— What to work on —
Your task is to copy each line of the material that holds the word "main".

— Extracted entries —
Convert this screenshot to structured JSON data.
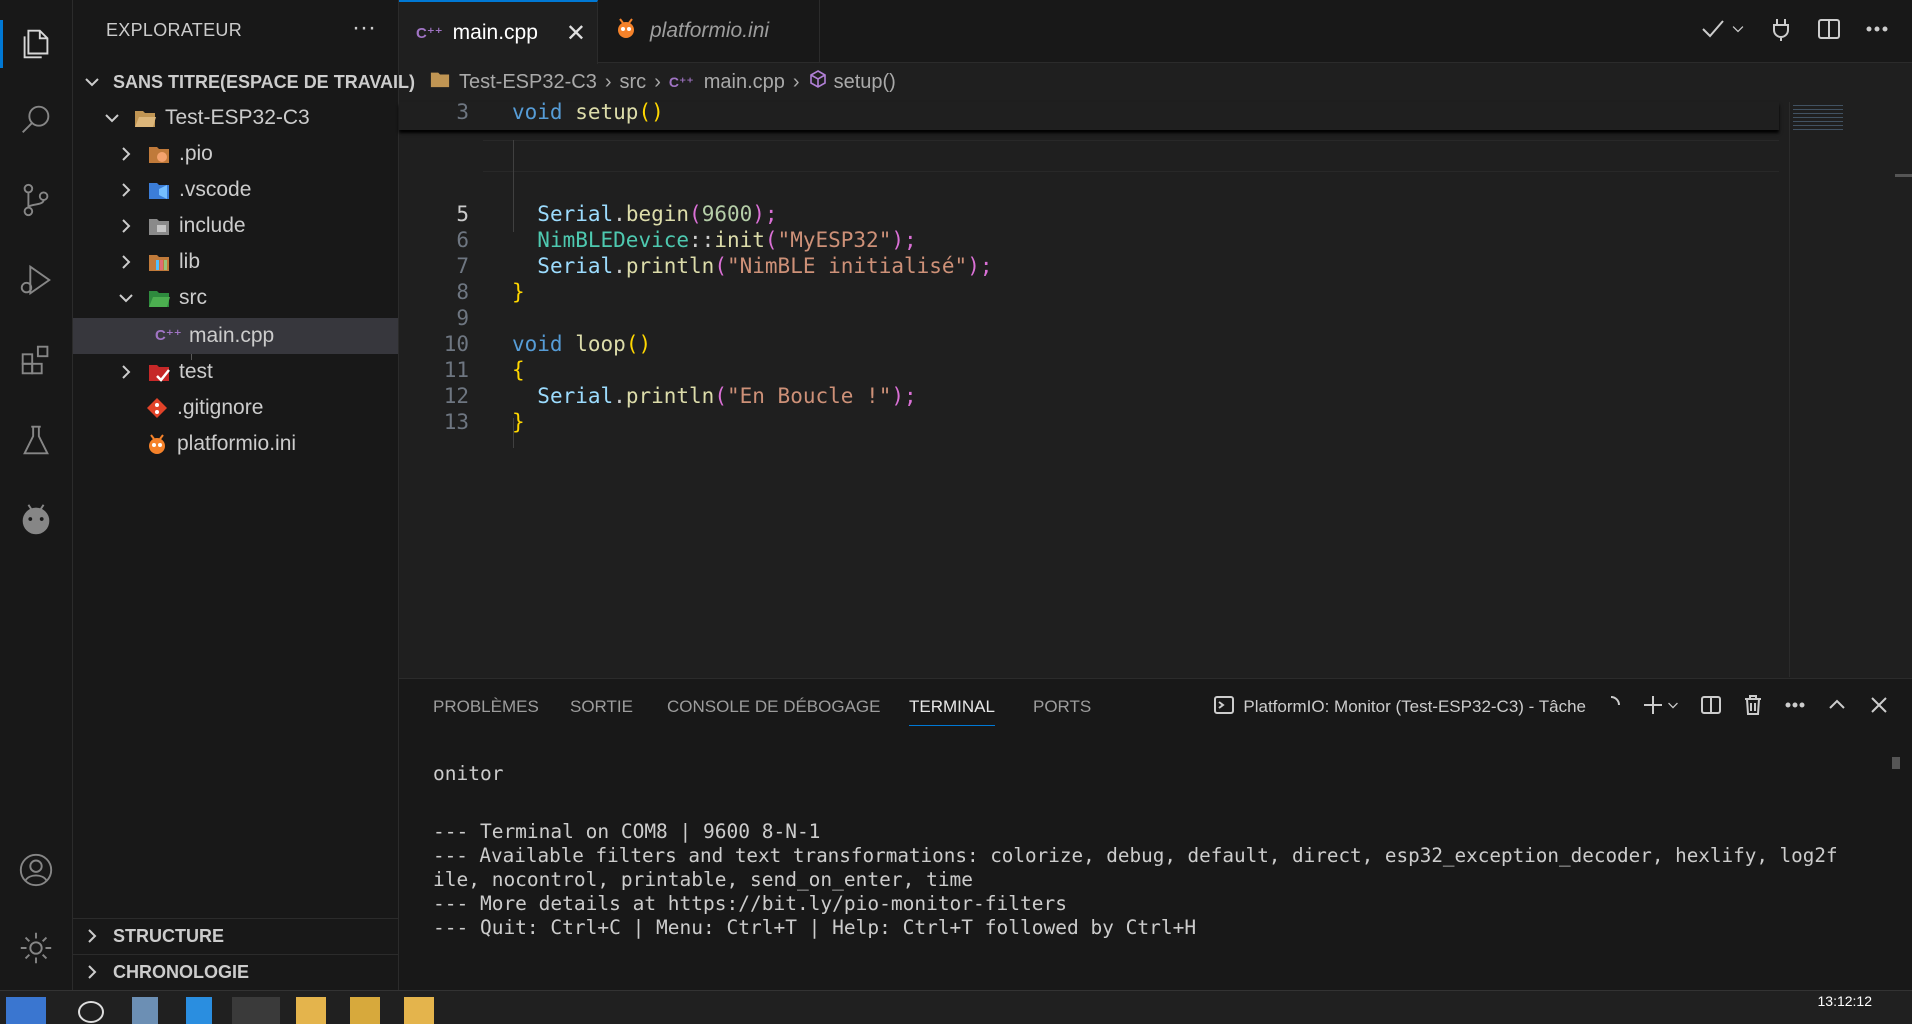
{
  "sidebar": {
    "title": "EXPLORATEUR",
    "more": "···",
    "workspace": "SANS TITRE(ESPACE DE TRAVAIL)",
    "tree": [
      {
        "label": "Test-ESP32-C3"
      },
      {
        "label": ".pio"
      },
      {
        "label": ".vscode"
      },
      {
        "label": "include"
      },
      {
        "label": "lib"
      },
      {
        "label": "src"
      },
      {
        "label": "main.cpp"
      },
      {
        "label": "test"
      },
      {
        "label": ".gitignore"
      },
      {
        "label": "platformio.ini"
      }
    ],
    "sections": [
      "STRUCTURE",
      "CHRONOLOGIE"
    ]
  },
  "tabs": [
    {
      "label": "main.cpp",
      "icon": "C++",
      "close": "✕"
    },
    {
      "label": "platformio.ini"
    }
  ],
  "breadcrumb": [
    "Test-ESP32-C3",
    "src",
    "main.cpp",
    "setup()"
  ],
  "code": {
    "line_numbers": [
      "3",
      "5",
      "6",
      "7",
      "8",
      "9",
      "10",
      "11",
      "12",
      "13"
    ],
    "lines": {
      "l3": {
        "kw": "void",
        "fn": "setup",
        "br": "()"
      },
      "l5": {
        "obj": "Serial",
        "dot": ".",
        "fn": "begin",
        "op": "(",
        "num": "9600",
        "cl": ");"
      },
      "l6": {
        "ty": "NimBLEDevice",
        "sep": "::",
        "fn": "init",
        "op": "(",
        "str": "\"MyESP32\"",
        "cl": ");"
      },
      "l7": {
        "obj": "Serial",
        "dot": ".",
        "fn": "println",
        "op": "(",
        "str": "\"NimBLE initialisé\"",
        "cl": ");"
      },
      "l8": {
        "br": "}"
      },
      "l10": {
        "kw": "void",
        "fn": "loop",
        "br": "()"
      },
      "l11": {
        "br": "{"
      },
      "l12": {
        "obj": "Serial",
        "dot": ".",
        "fn": "println",
        "op": "(",
        "str": "\"En Boucle !\"",
        "cl": ");"
      },
      "l13": {
        "br": "}"
      }
    }
  },
  "panel": {
    "tabs": [
      "PROBLÈMES",
      "SORTIE",
      "CONSOLE DE DÉBOGAGE",
      "TERMINAL",
      "PORTS"
    ],
    "active_tab": "TERMINAL",
    "terminal_name": "PlatformIO: Monitor (Test-ESP32-C3) - Tâche",
    "terminal_lines": [
      "onitor",
      "",
      "--- Terminal on COM8 | 9600 8-N-1",
      "--- Available filters and text transformations: colorize, debug, default, direct, esp32_exception_decoder, hexlify, log2f",
      "ile, nocontrol, printable, send_on_enter, time",
      "--- More details at https://bit.ly/pio-monitor-filters",
      "--- Quit: Ctrl+C | Menu: Ctrl+T | Help: Ctrl+T followed by Ctrl+H"
    ]
  },
  "taskbar": {
    "clock": "13:12:12"
  },
  "colors": {
    "accent": "#0078d4",
    "keyword": "#569cd6",
    "function": "#dcdcaa",
    "type": "#4ec9b0",
    "string": "#ce9178",
    "number": "#b5cea8"
  }
}
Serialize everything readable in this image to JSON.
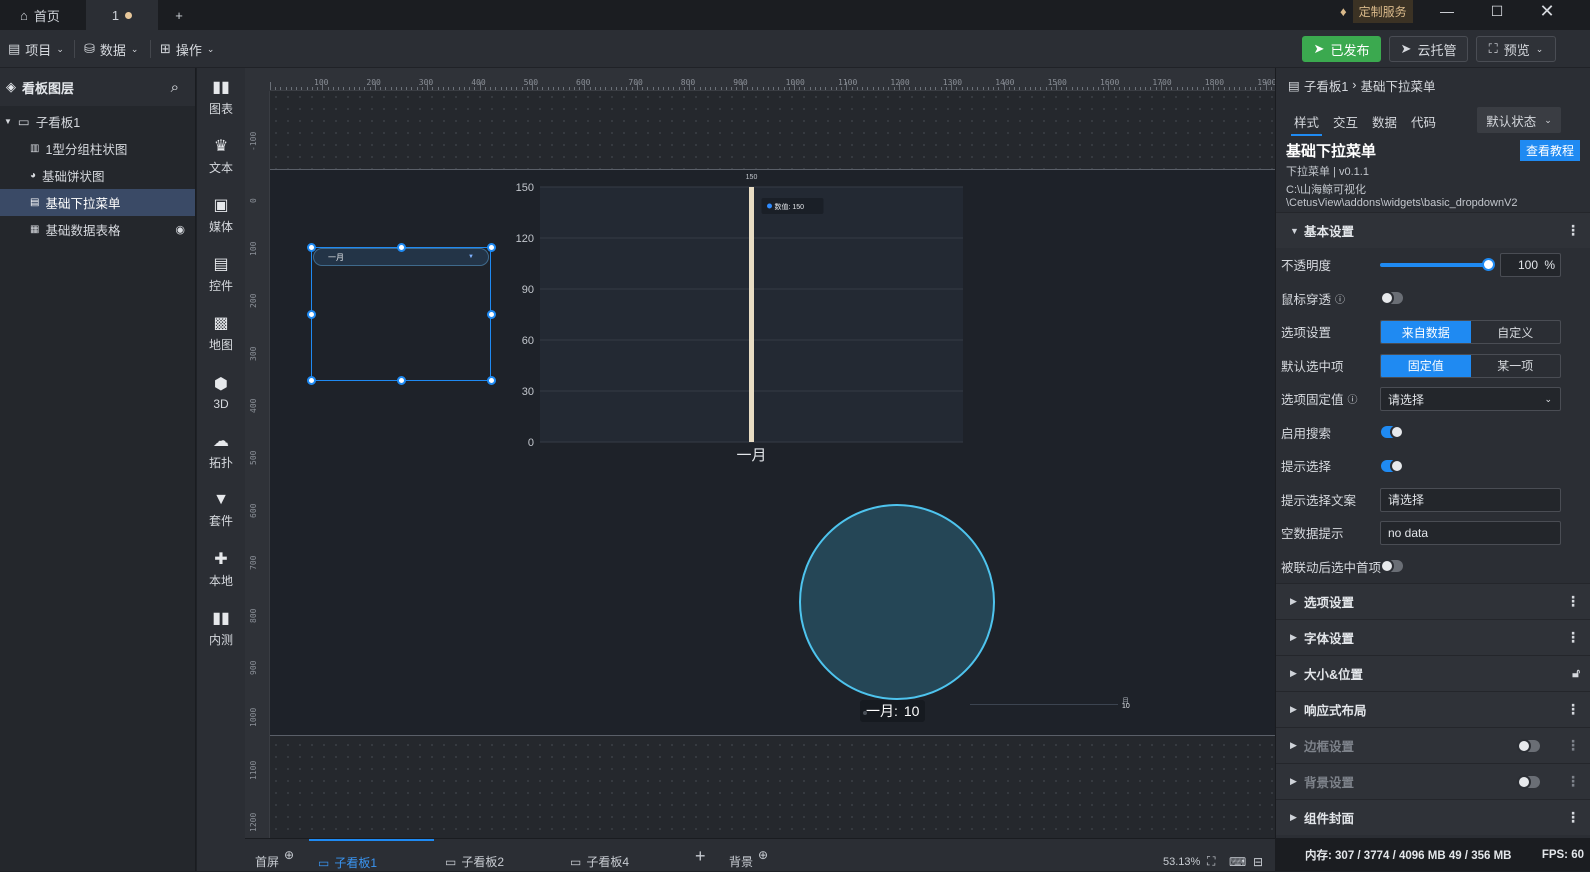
{
  "titlebar": {
    "home": "首页",
    "tab": "1",
    "custom_service": "定制服务"
  },
  "menu": {
    "project": "项目",
    "data": "数据",
    "operation": "操作",
    "publish": "已发布",
    "cloud": "云托管",
    "preview": "预览"
  },
  "layers": {
    "title": "看板图层",
    "items": [
      {
        "label": "子看板1"
      },
      {
        "label": "1型分组柱状图"
      },
      {
        "label": "基础饼状图"
      },
      {
        "label": "基础下拉菜单"
      },
      {
        "label": "基础数据表格"
      }
    ]
  },
  "components": [
    "图表",
    "文本",
    "媒体",
    "控件",
    "地图",
    "3D",
    "拓扑",
    "套件",
    "本地",
    "内测"
  ],
  "ruler": {
    "top": [
      "100",
      "200",
      "300",
      "400",
      "500",
      "600",
      "700",
      "800",
      "900",
      "1000",
      "1100",
      "1200",
      "1300",
      "1400",
      "1500",
      "1600",
      "1700",
      "1800",
      "1900"
    ],
    "left": [
      "-100",
      "0",
      "100",
      "200",
      "300",
      "400",
      "500",
      "600",
      "700",
      "800",
      "900",
      "1000",
      "1100",
      "1200"
    ]
  },
  "canvas": {
    "dropdown_value": "一月",
    "legend_label": "数值",
    "tooltip": "数值: 150",
    "bar_top_label": "150",
    "pie_label": "一月:",
    "pie_value": "10",
    "pie_side_labels": [
      "月",
      "10"
    ]
  },
  "chart_data": [
    {
      "type": "bar",
      "categories": [
        "一月"
      ],
      "series": [
        {
          "name": "数值",
          "values": [
            150
          ]
        }
      ],
      "yticks": [
        "150",
        "120",
        "90",
        "60",
        "30",
        "0"
      ],
      "ylim": [
        0,
        150
      ],
      "colors": [
        "#e8dcc3"
      ]
    },
    {
      "type": "pie",
      "labels": [
        "一月"
      ],
      "values": [
        10
      ],
      "colors": [
        "#254656"
      ]
    }
  ],
  "bottom_tabs": [
    "首屏",
    "子看板1",
    "子看板2",
    "子看板4",
    "背景"
  ],
  "zoom": "53.13%",
  "right": {
    "breadcrumb_parent": "子看板1",
    "breadcrumb_current": "基础下拉菜单",
    "tabs": [
      "样式",
      "交互",
      "数据",
      "代码"
    ],
    "state": "默认状态",
    "comp_title": "基础下拉菜单",
    "tutorial": "查看教程",
    "version": "下拉菜单 | v0.1.1",
    "path1": "C:\\山海鲸可视化",
    "path2": "\\CetusView\\addons\\widgets\\basic_dropdownV2",
    "basic_section": "基本设置",
    "opacity_label": "不透明度",
    "opacity_value": "100",
    "opacity_unit": "%",
    "mouse_through": "鼠标穿透",
    "option_setting": "选项设置",
    "option_from_data": "来自数据",
    "option_custom": "自定义",
    "default_selected": "默认选中项",
    "fixed_value": "固定值",
    "some_item": "某一项",
    "option_fixed": "选项固定值",
    "placeholder_select": "请选择",
    "enable_search": "启用搜索",
    "prompt_select": "提示选择",
    "prompt_text_label": "提示选择文案",
    "prompt_text_value": "请选择",
    "empty_label": "空数据提示",
    "empty_value": "no data",
    "linked_first": "被联动后选中首项",
    "sections": [
      "选项设置",
      "字体设置",
      "大小&位置",
      "响应式布局",
      "边框设置",
      "背景设置",
      "组件封面"
    ]
  },
  "status": {
    "memory": "内存: 307 / 3774 / 4096 MB 49 / 356 MB",
    "fps": "FPS: 60"
  }
}
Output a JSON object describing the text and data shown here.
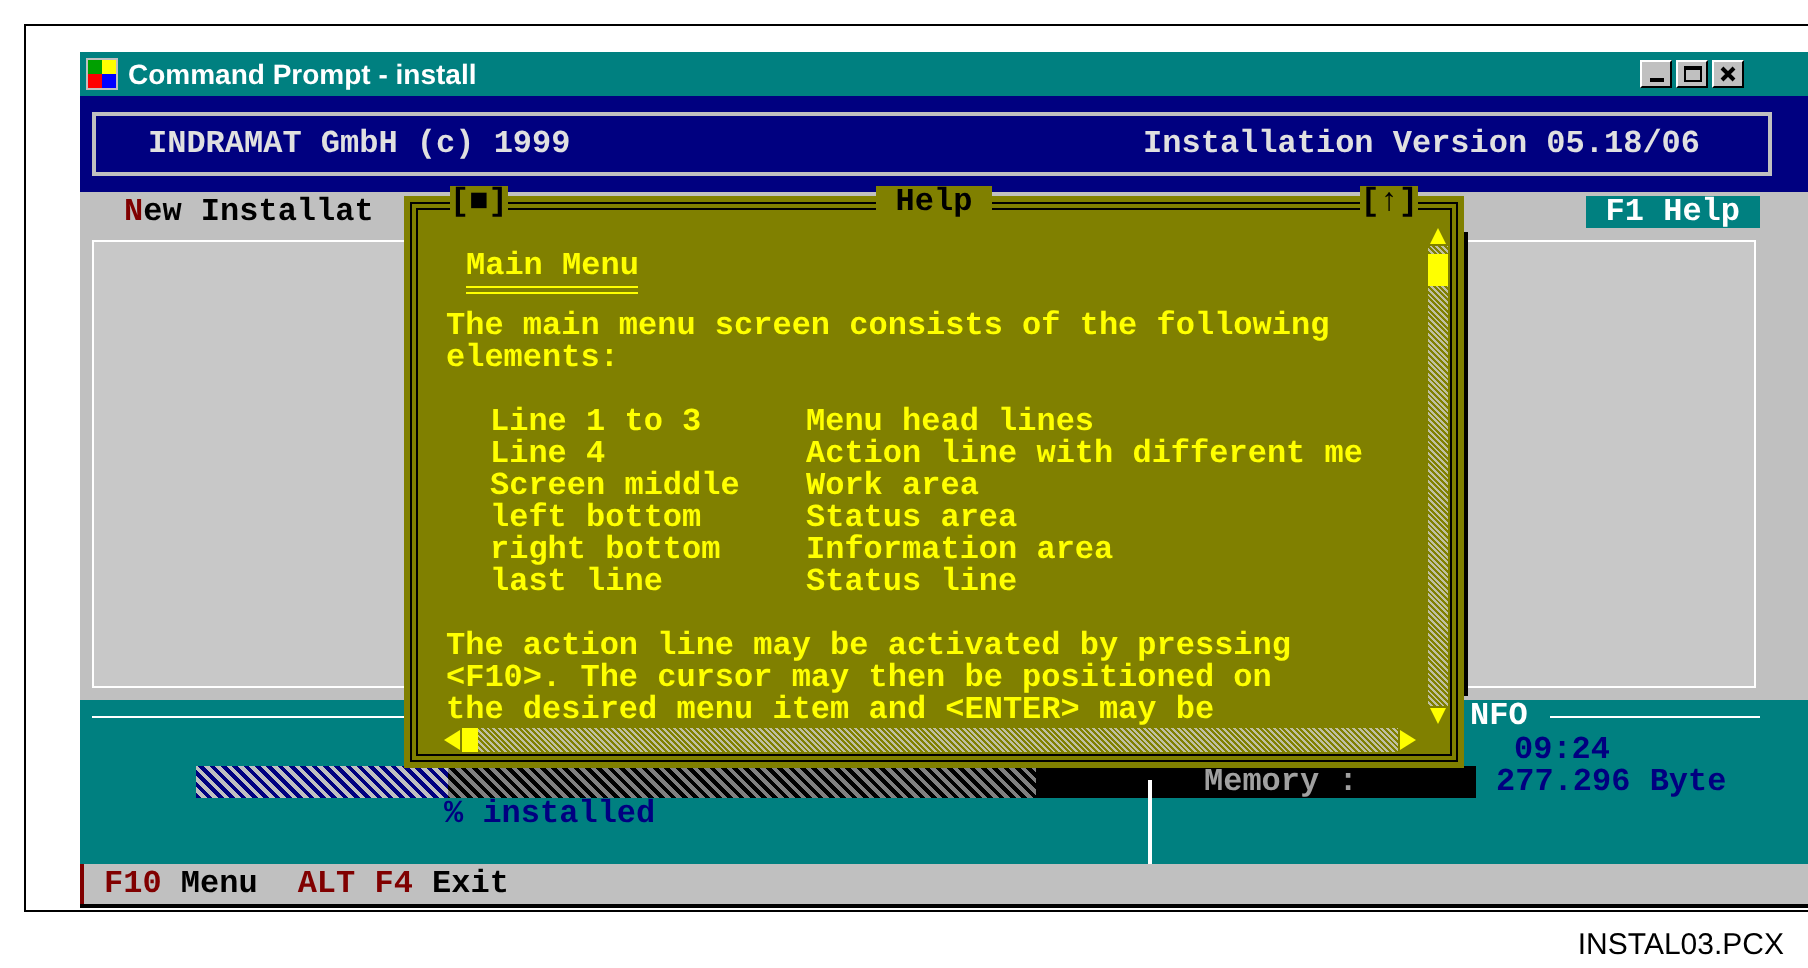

— Solution to this task —
        "label": "main.cpp"
      "label": "main.cpp",
    "main.cpp",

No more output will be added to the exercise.